▼
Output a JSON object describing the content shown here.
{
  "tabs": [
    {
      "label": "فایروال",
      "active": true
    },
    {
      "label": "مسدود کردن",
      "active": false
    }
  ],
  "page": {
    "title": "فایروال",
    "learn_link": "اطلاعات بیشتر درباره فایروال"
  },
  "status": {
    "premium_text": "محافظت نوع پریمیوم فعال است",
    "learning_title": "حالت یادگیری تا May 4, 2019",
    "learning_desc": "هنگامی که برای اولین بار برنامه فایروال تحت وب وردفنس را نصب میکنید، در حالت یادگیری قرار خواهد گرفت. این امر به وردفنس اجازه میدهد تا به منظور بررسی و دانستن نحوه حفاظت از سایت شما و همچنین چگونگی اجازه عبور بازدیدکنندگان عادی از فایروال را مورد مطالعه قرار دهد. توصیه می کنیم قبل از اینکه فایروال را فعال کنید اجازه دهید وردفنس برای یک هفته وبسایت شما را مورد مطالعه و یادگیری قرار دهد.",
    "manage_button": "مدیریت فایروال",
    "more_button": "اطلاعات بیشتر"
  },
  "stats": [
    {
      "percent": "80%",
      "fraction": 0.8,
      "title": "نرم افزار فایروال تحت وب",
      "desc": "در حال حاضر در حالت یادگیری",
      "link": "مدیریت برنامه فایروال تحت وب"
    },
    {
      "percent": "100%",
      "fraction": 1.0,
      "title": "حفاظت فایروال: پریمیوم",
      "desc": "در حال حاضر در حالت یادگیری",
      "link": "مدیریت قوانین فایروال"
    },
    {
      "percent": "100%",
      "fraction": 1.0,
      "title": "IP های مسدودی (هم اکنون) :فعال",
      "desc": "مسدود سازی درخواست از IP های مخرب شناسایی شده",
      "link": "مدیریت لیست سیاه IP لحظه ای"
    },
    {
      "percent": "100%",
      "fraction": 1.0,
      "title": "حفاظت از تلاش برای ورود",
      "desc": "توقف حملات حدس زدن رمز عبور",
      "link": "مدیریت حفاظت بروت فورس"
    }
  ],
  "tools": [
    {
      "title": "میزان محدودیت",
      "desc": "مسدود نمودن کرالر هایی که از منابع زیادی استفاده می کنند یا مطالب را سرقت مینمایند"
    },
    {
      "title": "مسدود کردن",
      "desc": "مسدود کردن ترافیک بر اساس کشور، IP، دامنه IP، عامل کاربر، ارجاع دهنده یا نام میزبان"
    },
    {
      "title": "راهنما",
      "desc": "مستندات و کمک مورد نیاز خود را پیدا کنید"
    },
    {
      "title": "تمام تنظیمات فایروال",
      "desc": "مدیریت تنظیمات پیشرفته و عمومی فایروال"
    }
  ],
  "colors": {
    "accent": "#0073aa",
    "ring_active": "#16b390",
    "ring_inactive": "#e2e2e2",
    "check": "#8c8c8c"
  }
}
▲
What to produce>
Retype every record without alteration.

Exercise output>
Output a JSON object describing the content shown here.
{
  "tabs": [
    {
      "label": "فایروال",
      "active": true
    },
    {
      "label": "مسدود کردن",
      "active": false
    }
  ],
  "page": {
    "title": "فایروال",
    "learn_link": "اطلاعات بیشتر درباره فایروال"
  },
  "status": {
    "premium_text": "محافظت نوع پریمیوم فعال است",
    "learning_title": "حالت یادگیری تا May 4, 2019",
    "learning_desc": "هنگامی که برای اولین بار برنامه فایروال تحت وب وردفنس را نصب میکنید، در حالت یادگیری قرار خواهد گرفت. این امر به وردفنس اجازه میدهد تا به منظور بررسی و دانستن نحوه حفاظت از سایت شما و همچنین چگونگی اجازه عبور بازدیدکنندگان عادی از فایروال را مورد مطالعه قرار دهد. توصیه می کنیم قبل از اینکه فایروال را فعال کنید اجازه دهید وردفنس برای یک هفته وبسایت شما را مورد مطالعه و یادگیری قرار دهد.",
    "manage_button": "مدیریت فایروال",
    "more_button": "اطلاعات بیشتر"
  },
  "stats": [
    {
      "percent": "80%",
      "fraction": 0.8,
      "title": "نرم افزار فایروال تحت وب",
      "desc": "در حال حاضر در حالت یادگیری",
      "link": "مدیریت برنامه فایروال تحت وب"
    },
    {
      "percent": "100%",
      "fraction": 1.0,
      "title": "حفاظت فایروال: پریمیوم",
      "desc": "در حال حاضر در حالت یادگیری",
      "link": "مدیریت قوانین فایروال"
    },
    {
      "percent": "100%",
      "fraction": 1.0,
      "title": "IP های مسدودی (هم اکنون) :فعال",
      "desc": "مسدود سازی درخواست از IP های مخرب شناسایی شده",
      "link": "مدیریت لیست سیاه IP لحظه ای"
    },
    {
      "percent": "100%",
      "fraction": 1.0,
      "title": "حفاظت از تلاش برای ورود",
      "desc": "توقف حملات حدس زدن رمز عبور",
      "link": "مدیریت حفاظت بروت فورس"
    }
  ],
  "tools": [
    {
      "title": "میزان محدودیت",
      "desc": "مسدود نمودن کرالر هایی که از منابع زیادی استفاده می کنند یا مطالب را سرقت مینمایند"
    },
    {
      "title": "مسدود کردن",
      "desc": "مسدود کردن ترافیک بر اساس کشور، IP، دامنه IP، عامل کاربر، ارجاع دهنده یا نام میزبان"
    },
    {
      "title": "راهنما",
      "desc": "مستندات و کمک مورد نیاز خود را پیدا کنید"
    },
    {
      "title": "تمام تنظیمات فایروال",
      "desc": "مدیریت تنظیمات پیشرفته و عمومی فایروال"
    }
  ],
  "colors": {
    "accent": "#0073aa",
    "ring_active": "#16b390",
    "ring_inactive": "#e2e2e2",
    "check": "#8c8c8c"
  }
}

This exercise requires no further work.